## INPUT RECORDS
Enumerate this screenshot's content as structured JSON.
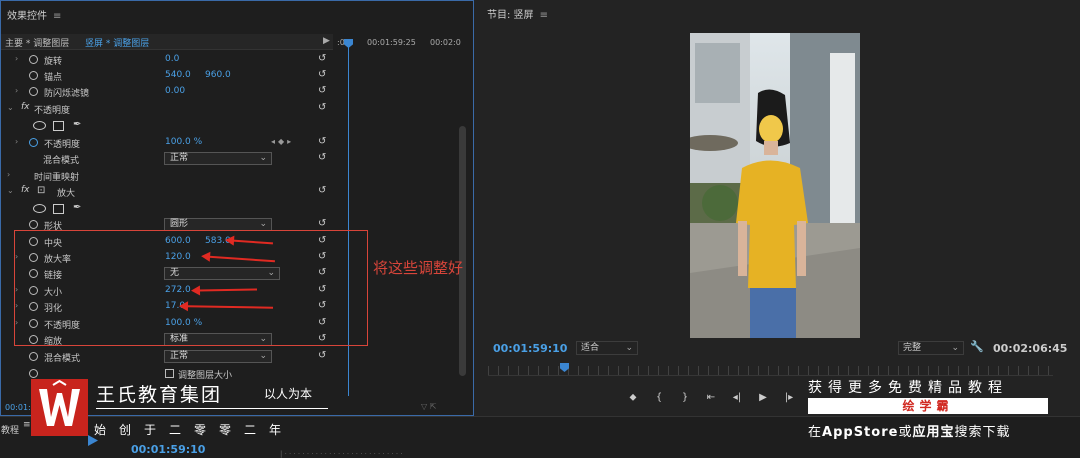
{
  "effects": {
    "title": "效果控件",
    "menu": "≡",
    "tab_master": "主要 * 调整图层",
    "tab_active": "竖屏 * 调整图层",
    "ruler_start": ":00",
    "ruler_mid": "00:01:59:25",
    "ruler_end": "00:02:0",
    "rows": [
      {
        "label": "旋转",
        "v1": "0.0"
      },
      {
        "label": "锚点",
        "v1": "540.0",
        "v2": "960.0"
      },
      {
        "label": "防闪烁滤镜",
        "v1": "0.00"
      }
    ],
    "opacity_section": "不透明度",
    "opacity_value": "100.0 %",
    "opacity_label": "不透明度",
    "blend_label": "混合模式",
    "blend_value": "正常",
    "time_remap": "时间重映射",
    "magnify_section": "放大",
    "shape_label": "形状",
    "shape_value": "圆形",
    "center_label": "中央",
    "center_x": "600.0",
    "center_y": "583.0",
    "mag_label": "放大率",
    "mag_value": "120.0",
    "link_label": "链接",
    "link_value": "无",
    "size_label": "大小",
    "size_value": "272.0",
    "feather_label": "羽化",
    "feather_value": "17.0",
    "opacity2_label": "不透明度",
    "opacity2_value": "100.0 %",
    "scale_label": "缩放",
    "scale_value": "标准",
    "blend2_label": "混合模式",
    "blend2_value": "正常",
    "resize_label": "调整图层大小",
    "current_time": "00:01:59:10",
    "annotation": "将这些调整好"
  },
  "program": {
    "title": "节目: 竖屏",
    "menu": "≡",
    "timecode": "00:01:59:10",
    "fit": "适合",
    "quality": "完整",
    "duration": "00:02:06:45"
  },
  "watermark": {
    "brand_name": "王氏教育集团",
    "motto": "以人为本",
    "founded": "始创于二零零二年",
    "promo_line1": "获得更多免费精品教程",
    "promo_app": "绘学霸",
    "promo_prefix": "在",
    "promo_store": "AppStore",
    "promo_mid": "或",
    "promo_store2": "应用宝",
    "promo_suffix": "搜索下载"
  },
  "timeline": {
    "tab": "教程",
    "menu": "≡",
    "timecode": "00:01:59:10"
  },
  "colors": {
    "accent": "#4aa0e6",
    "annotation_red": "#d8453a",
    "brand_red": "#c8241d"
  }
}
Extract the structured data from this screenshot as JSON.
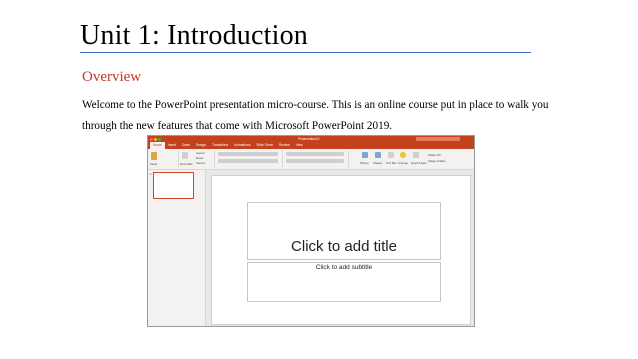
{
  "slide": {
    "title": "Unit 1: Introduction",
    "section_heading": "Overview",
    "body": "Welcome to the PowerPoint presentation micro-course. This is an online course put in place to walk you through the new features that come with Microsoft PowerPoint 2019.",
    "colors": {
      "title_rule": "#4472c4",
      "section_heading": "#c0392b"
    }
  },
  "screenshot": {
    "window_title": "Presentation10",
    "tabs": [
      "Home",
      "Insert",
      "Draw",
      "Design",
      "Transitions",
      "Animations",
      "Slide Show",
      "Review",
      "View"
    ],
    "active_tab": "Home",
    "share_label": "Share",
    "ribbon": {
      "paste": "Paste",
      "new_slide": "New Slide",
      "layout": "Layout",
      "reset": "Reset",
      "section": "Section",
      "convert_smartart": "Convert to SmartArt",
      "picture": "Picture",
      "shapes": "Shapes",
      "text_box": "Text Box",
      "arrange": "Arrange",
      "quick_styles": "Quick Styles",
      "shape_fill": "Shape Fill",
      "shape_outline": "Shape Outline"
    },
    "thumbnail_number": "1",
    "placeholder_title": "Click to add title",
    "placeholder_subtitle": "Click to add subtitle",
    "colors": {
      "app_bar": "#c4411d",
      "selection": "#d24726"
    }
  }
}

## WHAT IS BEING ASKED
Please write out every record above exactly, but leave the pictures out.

## THE ANSWER
Enumerate this screenshot's content as structured JSON.
{
  "effects": {
    "title": "效果控件",
    "menu": "≡",
    "tab_master": "主要 * 调整图层",
    "tab_active": "竖屏 * 调整图层",
    "ruler_start": ":00",
    "ruler_mid": "00:01:59:25",
    "ruler_end": "00:02:0",
    "rows": [
      {
        "label": "旋转",
        "v1": "0.0"
      },
      {
        "label": "锚点",
        "v1": "540.0",
        "v2": "960.0"
      },
      {
        "label": "防闪烁滤镜",
        "v1": "0.00"
      }
    ],
    "opacity_section": "不透明度",
    "opacity_value": "100.0 %",
    "opacity_label": "不透明度",
    "blend_label": "混合模式",
    "blend_value": "正常",
    "time_remap": "时间重映射",
    "magnify_section": "放大",
    "shape_label": "形状",
    "shape_value": "圆形",
    "center_label": "中央",
    "center_x": "600.0",
    "center_y": "583.0",
    "mag_label": "放大率",
    "mag_value": "120.0",
    "link_label": "链接",
    "link_value": "无",
    "size_label": "大小",
    "size_value": "272.0",
    "feather_label": "羽化",
    "feather_value": "17.0",
    "opacity2_label": "不透明度",
    "opacity2_value": "100.0 %",
    "scale_label": "缩放",
    "scale_value": "标准",
    "blend2_label": "混合模式",
    "blend2_value": "正常",
    "resize_label": "调整图层大小",
    "current_time": "00:01:59:10",
    "annotation": "将这些调整好"
  },
  "program": {
    "title": "节目: 竖屏",
    "menu": "≡",
    "timecode": "00:01:59:10",
    "fit": "适合",
    "quality": "完整",
    "duration": "00:02:06:45"
  },
  "watermark": {
    "brand_name": "王氏教育集团",
    "motto": "以人为本",
    "founded": "始创于二零零二年",
    "promo_line1": "获得更多免费精品教程",
    "promo_app": "绘学霸",
    "promo_prefix": "在",
    "promo_store": "AppStore",
    "promo_mid": "或",
    "promo_store2": "应用宝",
    "promo_suffix": "搜索下载"
  },
  "timeline": {
    "tab": "教程",
    "menu": "≡",
    "timecode": "00:01:59:10"
  },
  "colors": {
    "accent": "#4aa0e6",
    "annotation_red": "#d8453a",
    "brand_red": "#c8241d"
  }
}
Extract the structured data from this screenshot as JSON.
{
  "slide": {
    "title": "Unit 1: Introduction",
    "section_heading": "Overview",
    "body": "Welcome to the PowerPoint presentation micro-course. This is an online course put in place to walk you through the new features that come with Microsoft PowerPoint 2019.",
    "colors": {
      "title_rule": "#4472c4",
      "section_heading": "#c0392b"
    }
  },
  "screenshot": {
    "window_title": "Presentation10",
    "tabs": [
      "Home",
      "Insert",
      "Draw",
      "Design",
      "Transitions",
      "Animations",
      "Slide Show",
      "Review",
      "View"
    ],
    "active_tab": "Home",
    "share_label": "Share",
    "ribbon": {
      "paste": "Paste",
      "new_slide": "New Slide",
      "layout": "Layout",
      "reset": "Reset",
      "section": "Section",
      "convert_smartart": "Convert to SmartArt",
      "picture": "Picture",
      "shapes": "Shapes",
      "text_box": "Text Box",
      "arrange": "Arrange",
      "quick_styles": "Quick Styles",
      "shape_fill": "Shape Fill",
      "shape_outline": "Shape Outline"
    },
    "thumbnail_number": "1",
    "placeholder_title": "Click to add title",
    "placeholder_subtitle": "Click to add subtitle",
    "colors": {
      "app_bar": "#c4411d",
      "selection": "#d24726"
    }
  }
}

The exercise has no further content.